Sunday, March 21, 2010
High Stakes Poker Pro and Stoxpoker.com Founder Nick Grudzien Cops to Online Cheating!
Grudzien played online using at least four different screen names: “gr3atvlewbr0”, “Knockstiff”, “bulltf0rdtuff”, and “40putts”. He admitted specifically to violating the terms of service of Full Tilt and PokerStars by playing on multiple accounts. He then resigned from Stoxpoker and announced he'll be taking “an indefinite break from playing any poker at all.” Sounds like Tiger Woods! But I hope he comes back before the Masters!...I mean Grudzien, not Woods...LOL!
On his training site, Grudzien calls himself “one of the world’s best online professionals and accomplished author,” and says he´s won over $1 million in $500-$1000 limit games and $25-$50 no limit games. But he has often been accused of being a rat-holer at no limit, which is a player constantly playing with a short stack player who leaves the table each time he doubles up. Some think that Grudzien played on multiple accounts to conceal this method of playing.

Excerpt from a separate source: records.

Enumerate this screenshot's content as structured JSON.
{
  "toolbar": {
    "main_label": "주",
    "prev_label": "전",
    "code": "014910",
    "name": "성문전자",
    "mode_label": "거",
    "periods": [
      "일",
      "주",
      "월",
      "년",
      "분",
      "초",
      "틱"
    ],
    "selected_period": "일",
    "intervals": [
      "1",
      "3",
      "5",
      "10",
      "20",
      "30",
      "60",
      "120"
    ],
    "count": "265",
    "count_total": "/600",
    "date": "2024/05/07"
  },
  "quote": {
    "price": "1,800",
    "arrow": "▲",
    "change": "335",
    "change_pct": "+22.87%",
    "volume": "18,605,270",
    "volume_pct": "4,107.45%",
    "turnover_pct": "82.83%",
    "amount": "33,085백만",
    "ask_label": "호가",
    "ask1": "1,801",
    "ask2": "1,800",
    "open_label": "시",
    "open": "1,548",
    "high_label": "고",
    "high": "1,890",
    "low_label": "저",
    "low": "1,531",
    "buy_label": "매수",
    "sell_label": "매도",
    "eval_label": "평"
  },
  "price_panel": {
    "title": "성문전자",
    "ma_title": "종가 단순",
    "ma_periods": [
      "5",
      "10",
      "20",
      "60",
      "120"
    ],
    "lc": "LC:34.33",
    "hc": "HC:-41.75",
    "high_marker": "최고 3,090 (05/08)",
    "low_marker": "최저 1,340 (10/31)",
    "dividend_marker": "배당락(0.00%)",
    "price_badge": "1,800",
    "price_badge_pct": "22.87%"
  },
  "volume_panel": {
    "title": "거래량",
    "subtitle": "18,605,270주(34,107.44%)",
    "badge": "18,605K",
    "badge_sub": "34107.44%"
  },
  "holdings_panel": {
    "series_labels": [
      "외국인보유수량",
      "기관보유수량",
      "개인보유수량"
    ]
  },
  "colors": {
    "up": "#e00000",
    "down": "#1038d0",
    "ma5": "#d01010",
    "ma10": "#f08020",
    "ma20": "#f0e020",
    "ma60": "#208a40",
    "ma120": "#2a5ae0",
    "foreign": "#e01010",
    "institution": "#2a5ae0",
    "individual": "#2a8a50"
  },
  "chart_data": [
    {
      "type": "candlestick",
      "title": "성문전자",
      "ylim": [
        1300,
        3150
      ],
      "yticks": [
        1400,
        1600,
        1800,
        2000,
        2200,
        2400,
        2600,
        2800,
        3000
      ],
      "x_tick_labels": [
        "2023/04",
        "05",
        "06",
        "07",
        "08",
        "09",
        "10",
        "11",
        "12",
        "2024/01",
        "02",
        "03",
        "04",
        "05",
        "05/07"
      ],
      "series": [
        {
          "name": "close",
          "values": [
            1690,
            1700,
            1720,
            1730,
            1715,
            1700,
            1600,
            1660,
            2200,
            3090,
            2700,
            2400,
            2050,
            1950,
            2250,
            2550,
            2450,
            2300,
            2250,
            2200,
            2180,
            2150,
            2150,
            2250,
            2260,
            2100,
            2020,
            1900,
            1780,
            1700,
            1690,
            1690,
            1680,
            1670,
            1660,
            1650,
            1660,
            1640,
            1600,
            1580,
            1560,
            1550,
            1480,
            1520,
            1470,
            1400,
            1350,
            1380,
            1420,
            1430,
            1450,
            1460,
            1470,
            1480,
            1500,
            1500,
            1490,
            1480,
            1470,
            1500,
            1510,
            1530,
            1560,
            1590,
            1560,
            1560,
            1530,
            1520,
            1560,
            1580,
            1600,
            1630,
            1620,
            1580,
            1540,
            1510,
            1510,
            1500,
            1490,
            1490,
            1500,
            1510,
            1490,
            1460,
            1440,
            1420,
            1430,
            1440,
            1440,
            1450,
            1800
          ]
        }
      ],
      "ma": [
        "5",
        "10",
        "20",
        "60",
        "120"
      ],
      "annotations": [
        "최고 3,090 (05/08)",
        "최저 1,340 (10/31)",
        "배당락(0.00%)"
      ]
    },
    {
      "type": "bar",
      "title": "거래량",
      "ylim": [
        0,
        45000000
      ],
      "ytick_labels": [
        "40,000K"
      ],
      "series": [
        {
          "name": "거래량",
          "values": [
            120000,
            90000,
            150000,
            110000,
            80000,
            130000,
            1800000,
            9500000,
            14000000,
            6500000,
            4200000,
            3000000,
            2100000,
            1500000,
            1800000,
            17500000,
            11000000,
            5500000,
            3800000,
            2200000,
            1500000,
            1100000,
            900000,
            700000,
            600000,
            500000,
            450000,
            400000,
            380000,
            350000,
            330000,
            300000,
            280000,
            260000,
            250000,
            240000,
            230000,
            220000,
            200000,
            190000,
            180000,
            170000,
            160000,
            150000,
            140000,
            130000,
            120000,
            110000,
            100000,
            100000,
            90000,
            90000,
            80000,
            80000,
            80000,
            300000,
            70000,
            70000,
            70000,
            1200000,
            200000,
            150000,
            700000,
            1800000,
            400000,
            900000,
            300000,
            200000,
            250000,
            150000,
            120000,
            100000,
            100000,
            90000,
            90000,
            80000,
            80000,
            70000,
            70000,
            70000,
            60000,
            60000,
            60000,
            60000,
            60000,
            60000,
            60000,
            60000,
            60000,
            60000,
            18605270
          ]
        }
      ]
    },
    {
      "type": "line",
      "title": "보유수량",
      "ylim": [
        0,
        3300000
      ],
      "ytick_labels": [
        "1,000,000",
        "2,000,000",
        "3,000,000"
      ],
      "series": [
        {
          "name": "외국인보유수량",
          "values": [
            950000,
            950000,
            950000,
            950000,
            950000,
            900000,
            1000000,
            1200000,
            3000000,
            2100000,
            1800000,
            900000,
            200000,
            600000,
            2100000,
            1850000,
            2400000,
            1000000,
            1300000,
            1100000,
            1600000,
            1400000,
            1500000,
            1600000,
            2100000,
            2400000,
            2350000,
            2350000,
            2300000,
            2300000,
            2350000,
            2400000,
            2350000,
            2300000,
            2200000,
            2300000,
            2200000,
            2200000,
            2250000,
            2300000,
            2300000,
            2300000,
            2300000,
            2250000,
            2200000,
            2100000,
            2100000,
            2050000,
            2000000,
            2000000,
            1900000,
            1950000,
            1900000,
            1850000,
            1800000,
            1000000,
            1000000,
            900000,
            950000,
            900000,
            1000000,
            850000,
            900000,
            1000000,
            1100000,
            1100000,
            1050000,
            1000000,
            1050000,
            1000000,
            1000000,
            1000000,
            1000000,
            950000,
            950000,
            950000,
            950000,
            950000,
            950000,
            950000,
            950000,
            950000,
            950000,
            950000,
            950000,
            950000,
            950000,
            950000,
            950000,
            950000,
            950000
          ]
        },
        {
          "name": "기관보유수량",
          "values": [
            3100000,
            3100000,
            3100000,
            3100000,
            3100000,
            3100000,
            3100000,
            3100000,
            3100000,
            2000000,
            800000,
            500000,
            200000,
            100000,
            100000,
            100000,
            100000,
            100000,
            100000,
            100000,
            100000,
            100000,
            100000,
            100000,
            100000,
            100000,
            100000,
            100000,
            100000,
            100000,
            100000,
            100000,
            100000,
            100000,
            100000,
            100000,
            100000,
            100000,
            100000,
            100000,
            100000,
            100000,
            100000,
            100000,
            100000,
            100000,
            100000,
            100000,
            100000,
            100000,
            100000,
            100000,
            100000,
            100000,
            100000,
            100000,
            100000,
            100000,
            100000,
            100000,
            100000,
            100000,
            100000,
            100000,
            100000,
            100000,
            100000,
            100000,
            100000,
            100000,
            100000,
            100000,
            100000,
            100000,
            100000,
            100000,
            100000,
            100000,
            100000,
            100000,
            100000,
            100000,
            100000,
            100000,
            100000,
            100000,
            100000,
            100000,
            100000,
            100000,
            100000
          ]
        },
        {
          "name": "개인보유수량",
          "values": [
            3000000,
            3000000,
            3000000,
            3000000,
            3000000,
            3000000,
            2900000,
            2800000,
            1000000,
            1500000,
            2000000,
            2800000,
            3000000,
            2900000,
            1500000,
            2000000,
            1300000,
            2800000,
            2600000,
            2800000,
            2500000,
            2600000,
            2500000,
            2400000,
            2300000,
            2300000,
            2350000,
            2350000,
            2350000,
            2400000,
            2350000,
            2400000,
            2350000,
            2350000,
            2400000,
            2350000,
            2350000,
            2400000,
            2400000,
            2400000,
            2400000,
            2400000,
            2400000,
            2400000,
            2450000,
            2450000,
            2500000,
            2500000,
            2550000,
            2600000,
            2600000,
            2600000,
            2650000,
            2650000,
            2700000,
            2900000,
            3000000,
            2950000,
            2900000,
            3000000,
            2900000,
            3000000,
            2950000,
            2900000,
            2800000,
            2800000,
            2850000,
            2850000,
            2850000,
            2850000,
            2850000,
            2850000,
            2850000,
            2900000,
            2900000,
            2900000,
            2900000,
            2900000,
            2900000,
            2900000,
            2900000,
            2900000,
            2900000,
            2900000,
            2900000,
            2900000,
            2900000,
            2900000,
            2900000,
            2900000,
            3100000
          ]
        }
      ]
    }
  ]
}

But the collusion accusations against Grudzien are far more serious. Evidence that the account “40putts” and another player account “Kinetica” have been colluding is very strong according to online poker forums. So in effect, Grudzien could be guilty of multi-accounting and collusion play at the same time. The strongest evidence is that these two accounts have played more hands against each other than anyone else and that "40putts'" going to showdown percentage against Kinetica is far lower than against all other players, and that his cold-call to 3-bet ratio is at least thirty times higher against Kinetica than against all the others.
This is very strong evidence for me.
Grudzien claims he played on these accounts for only one month, saying that, “Since I have admitted to breaking the TOS of Poker Stars and Full Tilt Poker, I don’t plan on playing any poker until I receive communication from the poker sites that it is ok to do so.” Addressing the collusion accusations, he said, “At no point have I ever colluded. This is a categorical denial without exceptions.” Although he offered both sites to do a thorough investigation, he refused to post his hand histories and to allow his hands to be independently analyzed.
A short time later, Grudzien wrote that, “It is with a heavy heart that I must announce my resignation as a Stoxpoker coach today. I apologize for breaking site rules by having multiple accounts. I cannot say why I made that decision, but it is something that is ongoing and I cannot make public.” He explained that his unusually high number of hands with Kinetica was not collusion but rather the fact that they had discussed poker strategy and “practice similar table selection strategies.”
Accoring to his agreement with Stoxpoker.com, Grudzien was required to sell all his shares in the company upon his resignation. In his response, he said he resigned to protect the site from negative publicity and hopes to continue to contribute to it as a member, but not a representative.
My take: This guy is a MAJOR online poker cheat.